|Background: Prognostic scores might be useful tools both in clinical practice and clinical trials,
where they can be used as stratification parameter. The available scores for patients with brain
metastases have never been tested specifically in patients with primary breast cancer. It is therefore
unknown which score is most appropriate for these patients.
Methods: Five previously published prognostic scores were evaluated in a group of 83 patients
with brain metastases from breast cancer. All patients had been treated with whole-brain
radiotherapy with or without radiosurgery or surgical resection. In addition, it was tested whether
the parameters that form the basis of these scores actually have a prognostic impact in this
biologically distinct group of brain metastases patients.
Results: The scores that performed best were the recursive partitioning analysis (RPA) classes and
the score index for radiosurgery (SIR). However, disagreement between the parameters that form
the basis of these scores and those that determine survival in the present group of patients and
many reported data from the literature on brain metastases from breast cancer was found. With
the four statistically significant prognostic factors identified here, a 3-tiered score can be created
that performs slightly better than RPA and SIR. In addition, a 4-tiered score is also possible, which
performs better than the three previous 4-tiered scores, incl. graded prognostic assessment (GPA)
score and basic score for brain metastases (BSBM).
Conclusion: A variety of prognostic models describe the survival of patients with brain metastases
from breast cancer to a more or less satisfactory degree. However, the standard brain metastases
scores might not fully appreciate the unique biology and time course of this disease, e.g., compared
to lung cancer. It appears possible that inclusion of emerging prognostic factors will improve the
results and allow for development and validation of a consensus score for broad clinical application.
The model that is based on the authors own patient group, which is not large enough to fully
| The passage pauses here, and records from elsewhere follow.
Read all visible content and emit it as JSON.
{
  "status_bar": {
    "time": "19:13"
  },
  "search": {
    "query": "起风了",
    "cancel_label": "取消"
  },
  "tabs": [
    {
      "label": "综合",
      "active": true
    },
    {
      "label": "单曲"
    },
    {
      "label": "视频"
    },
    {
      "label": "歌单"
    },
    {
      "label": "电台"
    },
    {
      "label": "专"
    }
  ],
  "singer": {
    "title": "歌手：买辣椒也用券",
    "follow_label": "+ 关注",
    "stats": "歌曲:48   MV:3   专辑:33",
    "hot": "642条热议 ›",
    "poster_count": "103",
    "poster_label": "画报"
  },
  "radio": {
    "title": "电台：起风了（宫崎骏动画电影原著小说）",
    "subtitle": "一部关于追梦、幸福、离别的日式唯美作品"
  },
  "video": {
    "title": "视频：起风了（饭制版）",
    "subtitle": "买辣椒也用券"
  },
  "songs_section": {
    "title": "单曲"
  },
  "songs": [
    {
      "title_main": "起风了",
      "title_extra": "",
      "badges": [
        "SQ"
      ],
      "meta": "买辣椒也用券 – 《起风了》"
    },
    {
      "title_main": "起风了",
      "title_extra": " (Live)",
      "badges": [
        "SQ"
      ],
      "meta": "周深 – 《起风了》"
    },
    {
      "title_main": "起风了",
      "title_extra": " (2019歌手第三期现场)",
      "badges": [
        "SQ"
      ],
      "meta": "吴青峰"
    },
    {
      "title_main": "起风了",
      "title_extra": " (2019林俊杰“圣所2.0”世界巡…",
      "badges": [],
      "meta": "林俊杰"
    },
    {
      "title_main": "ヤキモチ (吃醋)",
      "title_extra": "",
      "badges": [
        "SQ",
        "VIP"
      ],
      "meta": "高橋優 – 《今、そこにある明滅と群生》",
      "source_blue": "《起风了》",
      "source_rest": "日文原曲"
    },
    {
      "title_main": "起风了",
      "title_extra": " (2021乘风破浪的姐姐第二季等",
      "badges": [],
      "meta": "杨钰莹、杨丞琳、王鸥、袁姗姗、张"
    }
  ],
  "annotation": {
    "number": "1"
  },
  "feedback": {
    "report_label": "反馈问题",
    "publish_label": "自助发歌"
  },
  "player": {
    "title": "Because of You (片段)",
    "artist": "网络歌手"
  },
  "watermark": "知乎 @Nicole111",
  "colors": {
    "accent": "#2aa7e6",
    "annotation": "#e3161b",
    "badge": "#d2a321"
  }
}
evaluate a large number of potential prognostic factors, is meant to illustrate this point rather than
to provide the definitive score.